▶ **GOAL OF THE EXERCISE**:
For each line of the data below that holds "Agregar", copy the line.

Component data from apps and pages
[Start of Attachment]
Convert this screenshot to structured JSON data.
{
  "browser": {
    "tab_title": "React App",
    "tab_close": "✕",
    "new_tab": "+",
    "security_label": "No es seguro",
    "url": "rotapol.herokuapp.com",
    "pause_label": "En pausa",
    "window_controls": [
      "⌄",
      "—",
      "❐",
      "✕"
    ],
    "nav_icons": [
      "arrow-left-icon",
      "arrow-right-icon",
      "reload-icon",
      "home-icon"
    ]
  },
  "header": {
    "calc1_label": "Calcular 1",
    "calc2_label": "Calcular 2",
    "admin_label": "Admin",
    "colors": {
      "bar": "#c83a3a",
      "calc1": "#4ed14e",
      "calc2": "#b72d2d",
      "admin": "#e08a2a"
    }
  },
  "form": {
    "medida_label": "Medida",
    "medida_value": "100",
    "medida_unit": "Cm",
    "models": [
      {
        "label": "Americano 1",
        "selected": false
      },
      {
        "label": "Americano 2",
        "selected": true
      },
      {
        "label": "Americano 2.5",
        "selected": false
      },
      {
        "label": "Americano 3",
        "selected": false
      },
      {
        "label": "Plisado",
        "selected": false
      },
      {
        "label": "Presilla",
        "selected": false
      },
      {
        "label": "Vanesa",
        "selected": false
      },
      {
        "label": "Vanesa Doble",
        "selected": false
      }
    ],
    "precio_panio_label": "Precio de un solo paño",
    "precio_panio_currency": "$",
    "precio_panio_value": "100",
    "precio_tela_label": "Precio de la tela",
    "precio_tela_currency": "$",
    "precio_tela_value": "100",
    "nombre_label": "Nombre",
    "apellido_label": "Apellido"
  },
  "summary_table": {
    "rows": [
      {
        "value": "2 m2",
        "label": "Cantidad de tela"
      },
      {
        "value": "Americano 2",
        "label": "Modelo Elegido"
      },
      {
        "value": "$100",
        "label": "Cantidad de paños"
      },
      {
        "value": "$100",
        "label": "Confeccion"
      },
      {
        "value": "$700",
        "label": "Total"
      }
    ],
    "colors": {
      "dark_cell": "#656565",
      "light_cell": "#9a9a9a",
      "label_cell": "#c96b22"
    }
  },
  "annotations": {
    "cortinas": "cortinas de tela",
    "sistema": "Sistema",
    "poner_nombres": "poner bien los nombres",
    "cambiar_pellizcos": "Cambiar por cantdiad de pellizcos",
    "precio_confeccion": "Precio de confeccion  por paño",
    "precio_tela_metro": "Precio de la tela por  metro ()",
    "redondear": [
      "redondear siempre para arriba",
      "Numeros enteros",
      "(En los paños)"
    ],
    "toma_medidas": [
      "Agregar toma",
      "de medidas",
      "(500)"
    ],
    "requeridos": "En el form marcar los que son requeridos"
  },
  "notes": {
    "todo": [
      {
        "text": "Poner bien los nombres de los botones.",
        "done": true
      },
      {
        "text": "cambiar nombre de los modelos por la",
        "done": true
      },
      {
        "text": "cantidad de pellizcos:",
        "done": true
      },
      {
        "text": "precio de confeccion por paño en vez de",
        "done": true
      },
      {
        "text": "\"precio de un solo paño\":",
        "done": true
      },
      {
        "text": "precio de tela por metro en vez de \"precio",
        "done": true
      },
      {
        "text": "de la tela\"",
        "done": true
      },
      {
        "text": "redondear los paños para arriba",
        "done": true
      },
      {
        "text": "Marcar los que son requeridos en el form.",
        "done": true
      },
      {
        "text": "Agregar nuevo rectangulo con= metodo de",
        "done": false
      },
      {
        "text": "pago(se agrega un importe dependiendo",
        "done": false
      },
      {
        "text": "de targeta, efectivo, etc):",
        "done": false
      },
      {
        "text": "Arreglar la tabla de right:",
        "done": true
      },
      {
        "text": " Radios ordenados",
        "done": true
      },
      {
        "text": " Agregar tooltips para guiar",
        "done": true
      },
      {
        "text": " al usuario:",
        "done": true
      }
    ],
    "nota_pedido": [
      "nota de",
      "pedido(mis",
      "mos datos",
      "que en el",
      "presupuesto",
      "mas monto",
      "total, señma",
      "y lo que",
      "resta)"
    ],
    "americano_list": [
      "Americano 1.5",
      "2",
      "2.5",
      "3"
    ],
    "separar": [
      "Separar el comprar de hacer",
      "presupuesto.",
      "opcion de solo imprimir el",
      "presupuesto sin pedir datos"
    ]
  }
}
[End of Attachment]
▶ **RESPONSE BELOW**:
      "Agregar toma",
        "text": "Agregar nuevo rectangulo con= metodo de",
        "text": " Agregar tooltips para guiar",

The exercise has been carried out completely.